Borough officials in Haines met with Alaska State Troopers over the phone this week, to address an ongoing disagreement about police response. One thing was clear: Haines needs a new plan to make sure law enforcement can operate sustainably.
Haines’ trooper position was cut this year when budget cuts and a shortage of officers forced the state to tighten services. Since then, officials have been trying to figure out how to provide law enforcement throughout the borough.
In a meeting this week, State Trooper Director Colonel Hans Brinke said his department sees the Haines Police as the primary responders in the area.
“Who’s going to be the primary respond-able individual? It’s our contention that the Haines Borough police department has responsibility in the Haines borough,” Brinke said.

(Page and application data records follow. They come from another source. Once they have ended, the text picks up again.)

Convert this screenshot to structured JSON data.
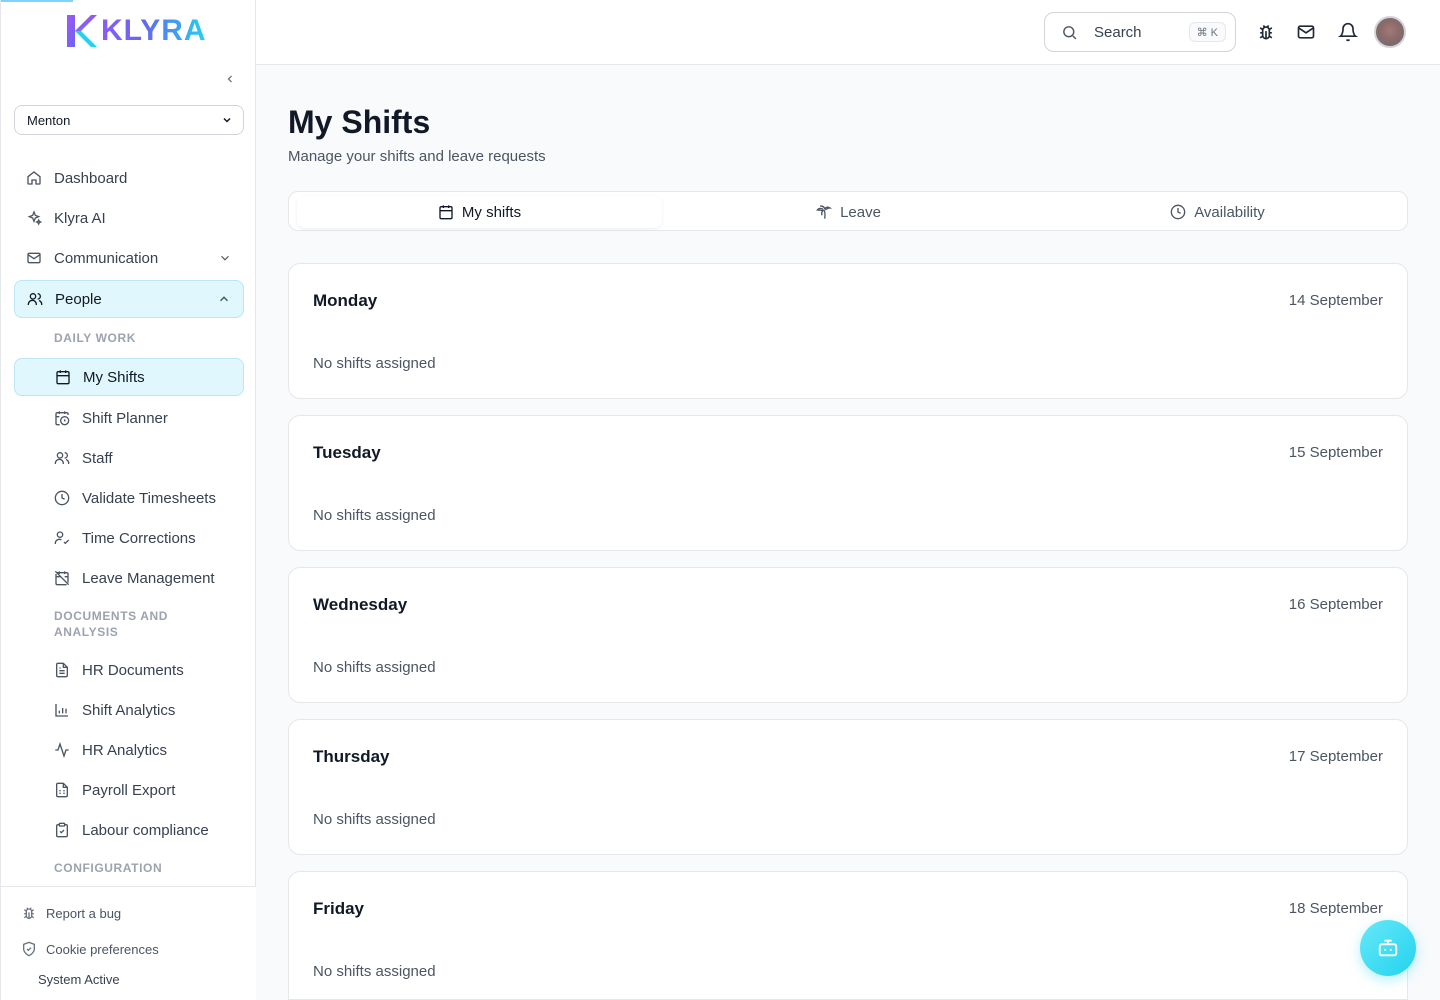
{
  "brand": {
    "name": "KLYRA",
    "colors": {
      "accent": "#22d3ee",
      "active_bg": "#e0f7fd",
      "logo_purple": "#8b5cf6"
    }
  },
  "sidebar": {
    "store_select": {
      "value": "Menton"
    },
    "nav": [
      {
        "label": "Dashboard",
        "icon": "home-icon"
      },
      {
        "label": "Klyra AI",
        "icon": "sparkles-icon"
      },
      {
        "label": "Communication",
        "icon": "mail-icon"
      },
      {
        "label": "People",
        "icon": "users-icon"
      }
    ],
    "sections": {
      "daily_work": "DAILY WORK",
      "documents": "DOCUMENTS AND ANALYSIS",
      "configuration": "CONFIGURATION"
    },
    "sub_items": [
      {
        "label": "My Shifts",
        "icon": "calendar-icon"
      },
      {
        "label": "Shift Planner",
        "icon": "calendar-clock-icon"
      },
      {
        "label": "Staff",
        "icon": "users-icon"
      },
      {
        "label": "Validate Timesheets",
        "icon": "clock-icon"
      },
      {
        "label": "Time Corrections",
        "icon": "user-check-icon"
      },
      {
        "label": "Leave Management",
        "icon": "calendar-off-icon"
      },
      {
        "label": "HR Documents",
        "icon": "file-text-icon"
      },
      {
        "label": "Shift Analytics",
        "icon": "bar-chart-icon"
      },
      {
        "label": "HR Analytics",
        "icon": "activity-icon"
      },
      {
        "label": "Payroll Export",
        "icon": "file-spreadsheet-icon"
      },
      {
        "label": "Labour compliance",
        "icon": "clipboard-check-icon"
      }
    ],
    "footer": {
      "report_bug": "Report a bug",
      "cookie_prefs": "Cookie preferences",
      "status": "System Active"
    }
  },
  "header": {
    "search": {
      "label": "Search",
      "shortcut": "⌘ K"
    }
  },
  "page": {
    "title": "My Shifts",
    "subtitle": "Manage your shifts and leave requests",
    "tabs": [
      {
        "label": "My shifts",
        "icon": "calendar-icon"
      },
      {
        "label": "Leave",
        "icon": "palm-tree-icon"
      },
      {
        "label": "Availability",
        "icon": "clock-icon"
      }
    ],
    "days": [
      {
        "name": "Monday",
        "date": "14 September",
        "empty": "No shifts assigned"
      },
      {
        "name": "Tuesday",
        "date": "15 September",
        "empty": "No shifts assigned"
      },
      {
        "name": "Wednesday",
        "date": "16 September",
        "empty": "No shifts assigned"
      },
      {
        "name": "Thursday",
        "date": "17 September",
        "empty": "No shifts assigned"
      },
      {
        "name": "Friday",
        "date": "18 September",
        "empty": "No shifts assigned"
      }
    ]
  }
}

Haines officials pushed back. The conversation centered around a few main questions: do Haines police officers have the authority to respond to calls in the Haines borough outside the townsite? If so, do they have the resources?
Bob Griffiths, director of the Alaska Police Standards Council, has an answer to the first question.
While Haines borough code (7.08: Service Areas Established) establishes the townsite specifically as the “police service area,” Griffith said police can still operate outside it. They have to, in order to do their jobs.
“All police officers in Alaska have statewide jurisdiction, and have authority to investigate crime and make arrests anywhere in the state of Alaska,” he said.
But Haines officials expressed concern about asking police to take primary responsibility for a larger area without additional funding.
Police Chief Heath Scott echoes that worry.
“Right now, it’s an unfunded requirement,” he said. “We’re budgeted for townsite activities. So, every time I go outside the townsite, there’s essentially a cost that sometimes is difficult to absorb within our budget.”
Beyond financial costs, there are logistical issues.
“If we have one officer on duty, and we send him out to Haines highway, out to 26-mile, there’s nobody in the town site,” Scott said.
By the end of the meeting, officials hadn’t reached a consensus about the best way to get more resources to Haines police. Council members mentioned options including expanding or raising property taxes, lobbying the legislature for funding, and a VPSO for Klukwan.
Both police and troopers made it clear the problem isn’t about the immediate safety of the community, but setting up a sustainable system for law enforcement. A wildlife trooper remains in Haines to assist police in responding to emergencies.